St Paschal Baylon was a Spanish peasant, and he was a shepherd for the first 24 years of his life. He could barely read, but he loved Christ, and he had a special understanding of Christ’s real presence in the Eucharist. He had to stay with his sheep all day, from morning to night, everyday which made it impossible for him to go to Mass every day. So he did the next best thing. At the hour Mass was being celebrated, he would kneel on the hillsides, gazing at the church in the valley, and pray, uniting himself to Christ who was renewing his sacrifice and presence through the priest’s ministry. Eventually, St Paschal found his vocation to become a religious brother. He joined the local Franciscan community and encouraged everyone by his virtue, joy, and good humor. During free moments between duties, he could almost always be found in the chapel, speaking with Christ in the Eucharist. To casual onlookers he was kneeling on a hard stone floor here on earth, but in truth he was enjoying the presence of our King who sits forever on his throne in heaven. He died when he was only fifty-two, at the very moment that the bell rang to signify the consecration at Mass.
On this Ascension Day we especially remember the virtue of hope. And as Christians we can hope more than anyone else, because Christ has ascended into heaven in his human nature. Jesus is now ruling the universe in his human nature. His Ascension is a bridge, a rope, between heaven and earth. We are not abandoned. We are guaranteed a room in the Father’s house because Jesus has gone to get one ready for each of us. Those who die in Christ’s friendship will not melt back into some impersonal void. We will not be annihilated we will not lose our humanity; we will experience it to the full and then some.

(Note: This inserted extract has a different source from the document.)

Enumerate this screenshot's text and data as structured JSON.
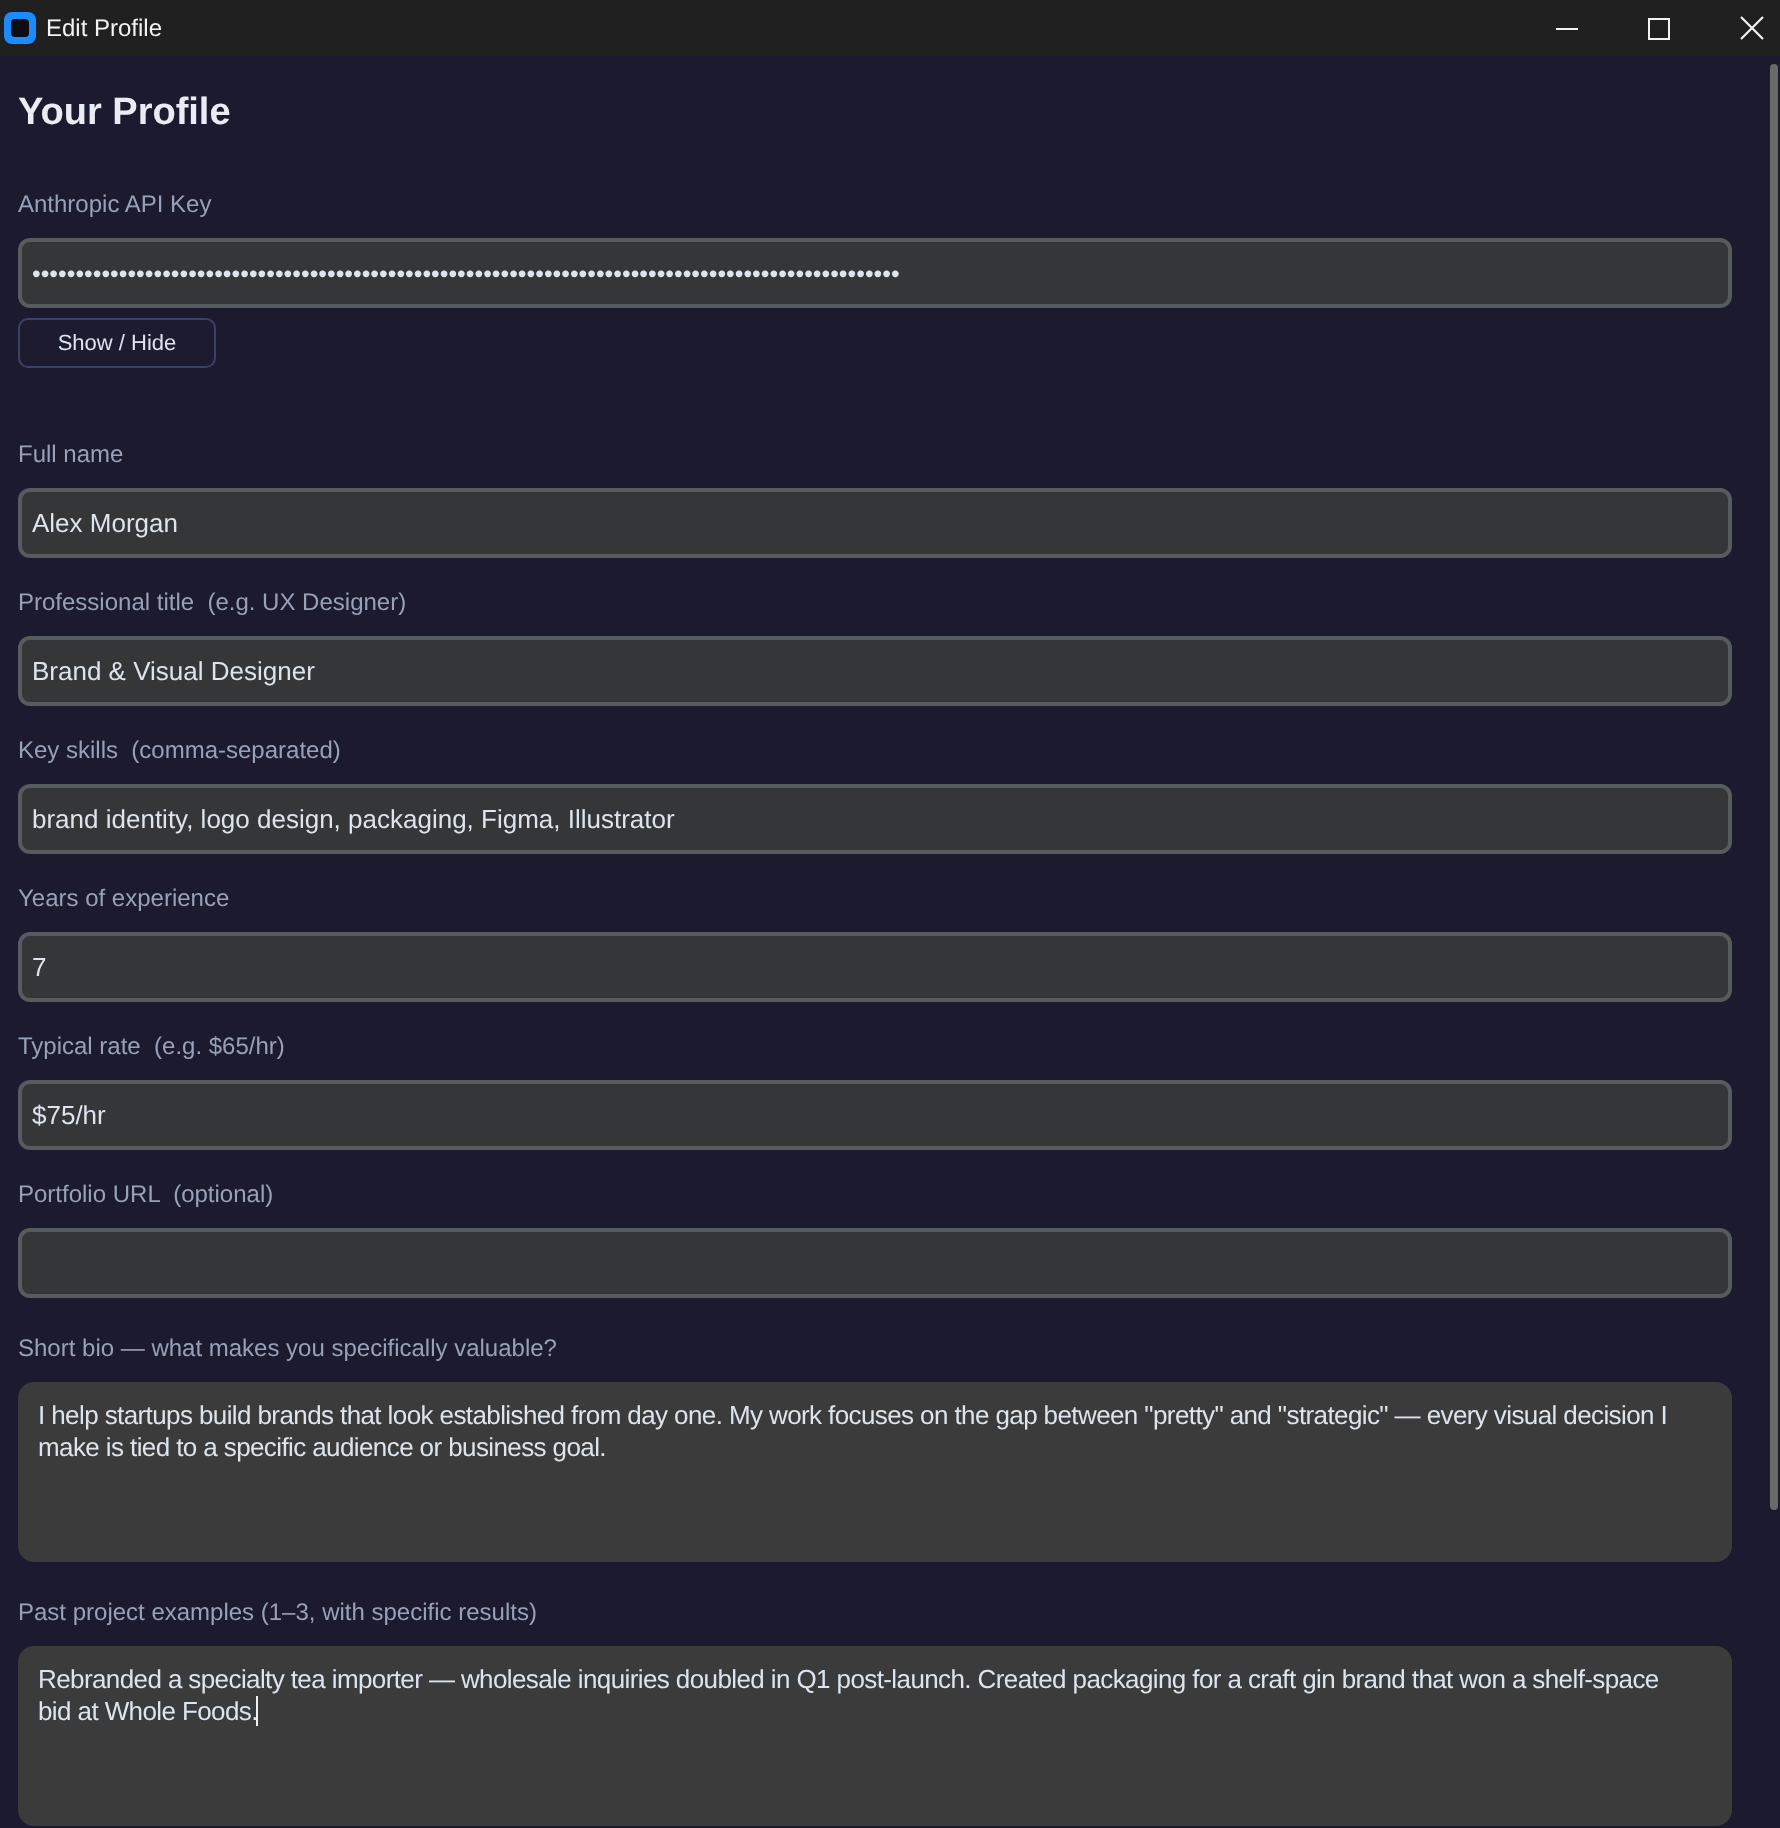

As Pope Francis said, “Jesus is like a roped guy climbing a mountain. When he gets to the top he turns around to pull us up.” Sometimes we feel that rope tugging us up, sometimes we don’t but in the virtues of faith, hope and charity let yourself be pulled to Heaven, repeatedly put yourself in a place to be tugged up to Heaven. Repeatedly put yourself in a place of prayer, and sacrament, and Mass, put yourself in a place to be tugged up to Heaven. It’s so sweet!
Pax et Bonum,
Fr. Christopher J. Ankley